__What to produce__. Could you output every record again, exactly as given?
__________________________________________________
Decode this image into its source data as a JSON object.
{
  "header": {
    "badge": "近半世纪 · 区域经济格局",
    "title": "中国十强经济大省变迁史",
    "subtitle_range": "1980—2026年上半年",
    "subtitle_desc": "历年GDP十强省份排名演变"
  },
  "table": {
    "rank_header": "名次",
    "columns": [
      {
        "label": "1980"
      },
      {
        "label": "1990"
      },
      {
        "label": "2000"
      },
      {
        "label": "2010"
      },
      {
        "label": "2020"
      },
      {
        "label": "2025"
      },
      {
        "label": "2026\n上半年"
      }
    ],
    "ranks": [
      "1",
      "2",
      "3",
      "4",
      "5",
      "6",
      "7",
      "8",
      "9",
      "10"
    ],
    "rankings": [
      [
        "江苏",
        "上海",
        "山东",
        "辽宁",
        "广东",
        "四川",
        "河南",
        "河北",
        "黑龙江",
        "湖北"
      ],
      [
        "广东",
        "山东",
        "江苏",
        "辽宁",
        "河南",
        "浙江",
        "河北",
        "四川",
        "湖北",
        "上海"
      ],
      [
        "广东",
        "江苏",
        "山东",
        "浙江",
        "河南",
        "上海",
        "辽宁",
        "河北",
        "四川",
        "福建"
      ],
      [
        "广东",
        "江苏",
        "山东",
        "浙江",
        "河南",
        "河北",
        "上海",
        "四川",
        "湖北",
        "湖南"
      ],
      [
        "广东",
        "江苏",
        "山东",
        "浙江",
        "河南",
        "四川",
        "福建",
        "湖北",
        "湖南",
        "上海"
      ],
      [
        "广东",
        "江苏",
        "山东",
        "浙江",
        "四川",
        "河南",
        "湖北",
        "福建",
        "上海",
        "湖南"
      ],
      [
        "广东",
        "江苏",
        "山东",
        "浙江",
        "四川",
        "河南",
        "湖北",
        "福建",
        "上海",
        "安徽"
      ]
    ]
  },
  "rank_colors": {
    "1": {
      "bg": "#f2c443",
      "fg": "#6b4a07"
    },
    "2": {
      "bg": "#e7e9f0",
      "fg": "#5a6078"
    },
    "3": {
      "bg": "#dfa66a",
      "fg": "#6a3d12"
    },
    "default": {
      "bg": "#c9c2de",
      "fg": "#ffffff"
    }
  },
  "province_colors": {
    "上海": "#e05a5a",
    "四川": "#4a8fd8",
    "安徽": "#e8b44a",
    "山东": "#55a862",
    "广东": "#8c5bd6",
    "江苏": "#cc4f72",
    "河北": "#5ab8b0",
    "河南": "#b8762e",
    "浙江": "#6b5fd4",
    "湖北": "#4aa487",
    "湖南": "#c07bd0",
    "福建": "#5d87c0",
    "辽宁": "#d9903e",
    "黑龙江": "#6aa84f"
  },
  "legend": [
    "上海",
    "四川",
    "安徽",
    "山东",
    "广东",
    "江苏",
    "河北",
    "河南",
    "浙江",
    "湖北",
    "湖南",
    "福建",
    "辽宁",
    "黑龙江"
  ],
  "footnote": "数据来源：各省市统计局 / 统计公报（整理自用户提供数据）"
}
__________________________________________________
__Answer to the problem__.
Decode this image into its source data as a JSON object.
{
  "header": {
    "badge": "近半世纪 · 区域经济格局",
    "title": "中国十强经济大省变迁史",
    "subtitle_range": "1980—2026年上半年",
    "subtitle_desc": "历年GDP十强省份排名演变"
  },
  "table": {
    "rank_header": "名次",
    "columns": [
      {
        "label": "1980"
      },
      {
        "label": "1990"
      },
      {
        "label": "2000"
      },
      {
        "label": "2010"
      },
      {
        "label": "2020"
      },
      {
        "label": "2025"
      },
      {
        "label": "2026\n上半年"
      }
    ],
    "ranks": [
      "1",
      "2",
      "3",
      "4",
      "5",
      "6",
      "7",
      "8",
      "9",
      "10"
    ],
    "rankings": [
      [
        "江苏",
        "上海",
        "山东",
        "辽宁",
        "广东",
        "四川",
        "河南",
        "河北",
        "黑龙江",
        "湖北"
      ],
      [
        "广东",
        "山东",
        "江苏",
        "辽宁",
        "河南",
        "浙江",
        "河北",
        "四川",
        "湖北",
        "上海"
      ],
      [
        "广东",
        "江苏",
        "山东",
        "浙江",
        "河南",
        "上海",
        "辽宁",
        "河北",
        "四川",
        "福建"
      ],
      [
        "广东",
        "江苏",
        "山东",
        "浙江",
        "河南",
        "河北",
        "上海",
        "四川",
        "湖北",
        "湖南"
      ],
      [
        "广东",
        "江苏",
        "山东",
        "浙江",
        "河南",
        "四川",
        "福建",
        "湖北",
        "湖南",
        "上海"
      ],
      [
        "广东",
        "江苏",
        "山东",
        "浙江",
        "四川",
        "河南",
        "湖北",
        "福建",
        "上海",
        "湖南"
      ],
      [
        "广东",
        "江苏",
        "山东",
        "浙江",
        "四川",
        "河南",
        "湖北",
        "福建",
        "上海",
        "安徽"
      ]
    ]
  },
  "rank_colors": {
    "1": {
      "bg": "#f2c443",
      "fg": "#6b4a07"
    },
    "2": {
      "bg": "#e7e9f0",
      "fg": "#5a6078"
    },
    "3": {
      "bg": "#dfa66a",
      "fg": "#6a3d12"
    },
    "default": {
      "bg": "#c9c2de",
      "fg": "#ffffff"
    }
  },
  "province_colors": {
    "上海": "#e05a5a",
    "四川": "#4a8fd8",
    "安徽": "#e8b44a",
    "山东": "#55a862",
    "广东": "#8c5bd6",
    "江苏": "#cc4f72",
    "河北": "#5ab8b0",
    "河南": "#b8762e",
    "浙江": "#6b5fd4",
    "湖北": "#4aa487",
    "湖南": "#c07bd0",
    "福建": "#5d87c0",
    "辽宁": "#d9903e",
    "黑龙江": "#6aa84f"
  },
  "legend": [
    "上海",
    "四川",
    "安徽",
    "山东",
    "广东",
    "江苏",
    "河北",
    "河南",
    "浙江",
    "湖北",
    "湖南",
    "福建",
    "辽宁",
    "黑龙江"
  ],
  "footnote": "数据来源：各省市统计局 / 统计公报（整理自用户提供数据）"
}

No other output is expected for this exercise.